  1. Wolfgang Kunkel , Martin Schermaier : Römische Rechtsgeschichte , 14th edition. UTB 2225, Cologne / Vienna 2005, § 4. Public criminal proceedings , pp. 81–93 (85 f.).
  2. Wolfgang Kunkel: Investigations into the development of the Roman criminal proceedings in pre-Sulla times . In: Bavarian Academy of Sciences. Philosophical-historical class. Treatises, nF issue 56. Publishing house of the Bavarian Academy of Sciences, on commission from Beck, Munich 1962, OCLC 3056025 .
  3. Rudolf Peitz (Ed.): The 'Decem quaestiones de medicorum statu'. A late medieval decalogue for the medical profession. Wellm. Pattensen (now at Königshausen & Neumann, Würzburg) 1978 (= Würzburg medical-historical research. Volume 11).
  4. Christine Boot, Gundolf Keil: 'Quaestiones de medicorum statu' / 'Ten questions in the art and teaching of medicine'. In: Author's Lexicon . 2nd edition, Volume 7 (1989), Sp. 931-943.
  5. ^ Rudolf Peitz, Gundolf Keil : The 'Decem quaestiones de medicorum statu'. Observations on the medical class of the 14th and 15th centuries. In: Specialized prose research - Crossing borders. Volume 8/9, 2012/2013 (2014), pp. 283-297.
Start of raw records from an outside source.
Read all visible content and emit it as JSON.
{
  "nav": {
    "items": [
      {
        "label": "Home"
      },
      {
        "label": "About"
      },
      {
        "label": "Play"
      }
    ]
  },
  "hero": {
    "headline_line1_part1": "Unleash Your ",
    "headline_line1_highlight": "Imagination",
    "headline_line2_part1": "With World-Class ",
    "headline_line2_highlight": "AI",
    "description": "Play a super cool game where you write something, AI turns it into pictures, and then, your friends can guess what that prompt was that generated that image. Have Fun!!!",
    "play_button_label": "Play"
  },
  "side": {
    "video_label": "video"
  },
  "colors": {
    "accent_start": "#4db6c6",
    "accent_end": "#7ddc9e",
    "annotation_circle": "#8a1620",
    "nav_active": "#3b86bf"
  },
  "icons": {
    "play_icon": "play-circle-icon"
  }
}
  6. Gundolf Keil: 'Quaestiones de medicorum statu'. In: Werner E. Gerabek , Bernhard D. Haage, Gundolf Keil, Wolfgang Wegner (eds.): Enzyklopädie Medizingeschichte. De Gruyter, Berlin / New York 2005, ISBN 3-11-015714-4 , pp. 1207 f .; see. also Gundolf Keil (ed.): “The question is whether the arczet is guilty or not”: an ortolf -based adaptation of the 'Quaestiones de medicorum statu' from late medieval Silesia. In: Konrad Kunze , Johannes G. Mayer , Bernhard Schnell (eds.): Editions of tradition and studies on German literature in the Middle Ages. Festschrift Kurt Ruh . Tübingen 1989 (= texts and text history. Würzburg research. Volume 31), pp. 189-209.
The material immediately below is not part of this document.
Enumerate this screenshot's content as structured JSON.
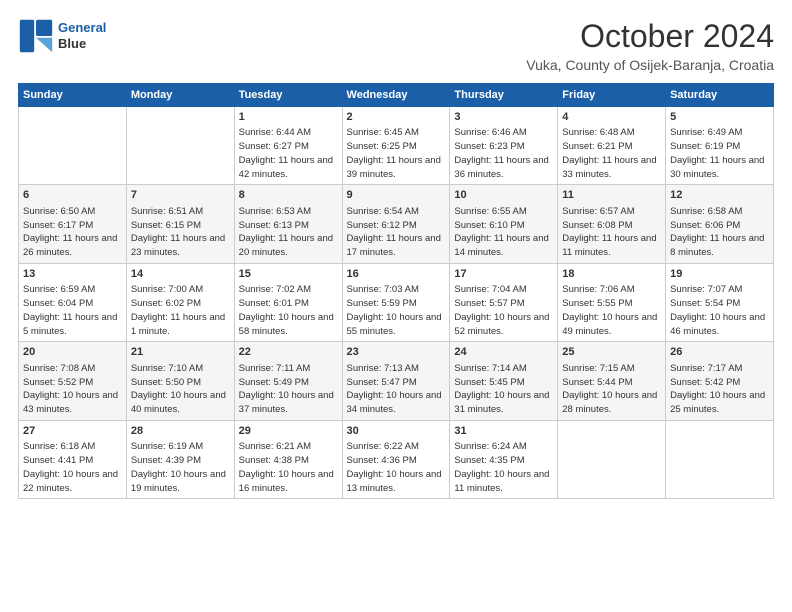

  7. Martin Grabmann : The history of the scholastic method . Volumes I and II (1909/1911). Akademische Druck- & Verlagsanstalt, Graz 1957, OCLC 611503421 (first edition: Freiburg / Breisgau, unaltered reprint).